“Little Fires Everywhere.”
That’s how I describe the climate of cultural competence in healthcare for, quite frankly, the history of modern medicine as we know it. From the non-English speaking family that feels uncomfortable asking a follow up question after their provider has disconnected with interpreter services to the woman who practices Islam only being offered male providers, countless patients in America risk unfavorable outcomes solely because cultural competence and representation in healthcare are not prioritized as highly as they should be. These “little fires” rarely make the evening news, nor are they even discussed in morbidity and mortality conferences- the fires are “put out” in the moment and disregarded afterward. But how did that experience impact the patient’s trust in healthcare? Has that experience changed how the patient will interact with healthcare in the future for the worse?
There was a moment in my first pediatric nurse practitioner position that opened my eyes to just how many little fires erupt in healthcare everyday. It was the first week of school (pre-COVID-19) and a teenaged young lady was struggling with a very dry, flaky & itchy scalp for weeks. When I walked into the exam room, I complimented her beautiful braided hairstyle and reminisced with her mom on how excited we were to show off our new hairstyles at school on the first day. My patient reminded me it took over 4 hours to get her hair braided and how much she loved the style- it felt great knowing I could relate to my patient in this way.
After looking over her scalp and reviewing her medical history, I determined my patient’s concern would be best treated by a medicated shampoo, however, my patient JUST got her beautiful braids done, how could I ask her to remove them?!
I reached out to my more experienced colleague for alternative options- he, an older Asian man, told my patient and her mom that they’d just have to “suck it up” and remove the braids for this treatment. The looks on their faces made it clear the plan wouldn’t work for them.
I wasn’t satisfied.
I spent the next 15 minutes conducting an extensive literature review for the treatment of seborrheic dermatitis, my patient’s diagnosis.
Seborrheic dermatitis is a skin condition affecting a person’s scalp. It is often observed as scaly patches, red skin, and recurring dandruff. This skin condition can affect both oil and dry areas of the body. Seborrheic can disappear without treatment, but may also require multiple treatment sessions before completely going away. - MayoClinic
I found that while the gold standard treatment is a medicated shampoo, medicated topical oils can be used in lieu of a shampoo.

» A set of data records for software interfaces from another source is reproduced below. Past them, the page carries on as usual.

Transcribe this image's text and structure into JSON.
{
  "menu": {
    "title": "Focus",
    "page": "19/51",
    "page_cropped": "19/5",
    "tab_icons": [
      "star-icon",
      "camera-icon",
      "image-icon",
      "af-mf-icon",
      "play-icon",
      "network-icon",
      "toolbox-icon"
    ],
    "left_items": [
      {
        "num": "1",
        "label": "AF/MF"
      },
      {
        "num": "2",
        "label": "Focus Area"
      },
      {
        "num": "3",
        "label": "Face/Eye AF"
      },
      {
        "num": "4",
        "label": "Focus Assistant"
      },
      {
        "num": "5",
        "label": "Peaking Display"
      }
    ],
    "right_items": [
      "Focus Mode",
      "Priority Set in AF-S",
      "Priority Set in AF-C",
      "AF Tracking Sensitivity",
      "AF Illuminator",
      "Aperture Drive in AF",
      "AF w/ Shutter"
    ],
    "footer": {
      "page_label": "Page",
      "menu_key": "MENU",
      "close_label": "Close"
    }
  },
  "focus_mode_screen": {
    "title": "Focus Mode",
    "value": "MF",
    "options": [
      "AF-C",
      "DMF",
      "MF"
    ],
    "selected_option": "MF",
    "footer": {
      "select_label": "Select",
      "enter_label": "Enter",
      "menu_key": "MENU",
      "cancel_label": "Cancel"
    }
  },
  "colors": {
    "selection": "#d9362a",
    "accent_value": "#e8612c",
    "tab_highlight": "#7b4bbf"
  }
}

I discussed the options with mom and we decided the oil would be a great option until she removes the braids and could use the shampoo.

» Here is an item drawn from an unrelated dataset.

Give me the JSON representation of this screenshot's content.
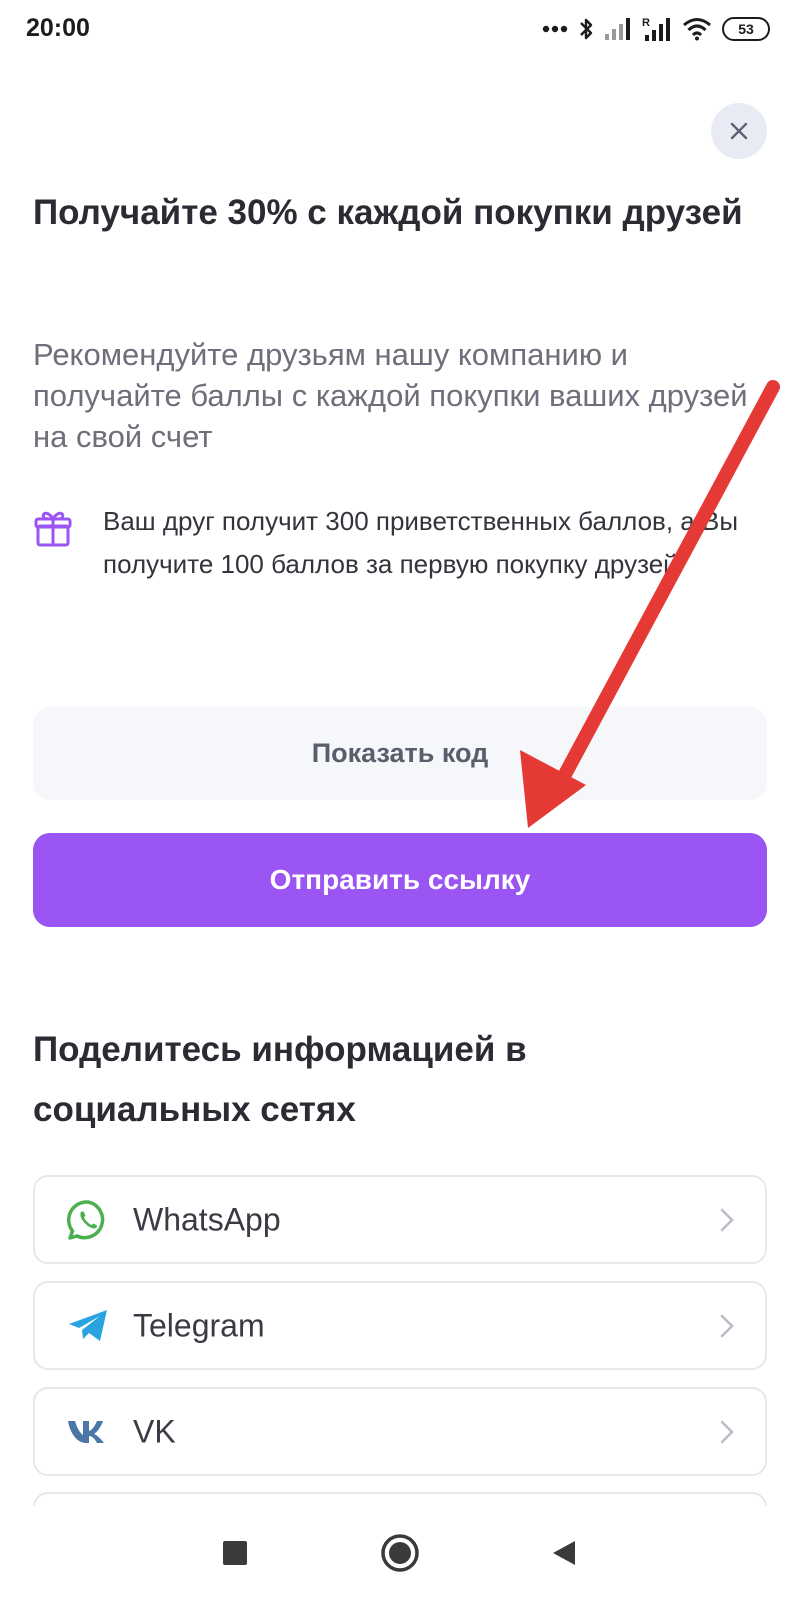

Two months later, she returned to my office with a flake-free scalp and a hug, thanking me for looking into the alternative option.
I often think about how the situation would’ve played out if I wasn’t her provider- if she didn’t have a provider who wholeheartedly understood her perspective. Of course a hair style isn’t more important than health, but if an alternative exists that can satisfy the patient’s lifestyle (whatever it may be) and their medical needs, why not offer it? My colleague wasn’t even willing to listen to the reason the shampoo wasn’t the best option for my patient- how many times does this happen to patients each day?
Throughout my time in that office, there were dozens of little fires that had been burning for years that I officially put out- from converting from the brand name to generic for affordability to calling specialty provider offices to find extended hours for a working single parent. How many times have patients agreed to a plan they were uncomfortable with or unable to do solely because they didn’t feel seen by their providers?
Representation matters in every professional setting but a lack of representation can lead to serious negative outcomes in healthcare. Which little fire will it take to spark change?
Originally from Queens, New York, Ashley Sayles is a Baltimore- based pnursing faculty member at the Johns Hopkins School of Nursing, founder & CEO of The ReNegade Resume, LLC, social media consultant, pediatric primary care nurse practitioner, and travel pediatric ICU nurse. Ashley realized the great need for nursing-focused résumé and career services, and in 2019, The ReNegade Résumé was born. In becoming more active on social media, Ashley began to connect with nurses and aspiring nurses from all over the country and many would ask for résumé and career advice through these channels. Ashley decided to create the ReNegade Résumé to offer affordable career preparation and management services that nurses can trust.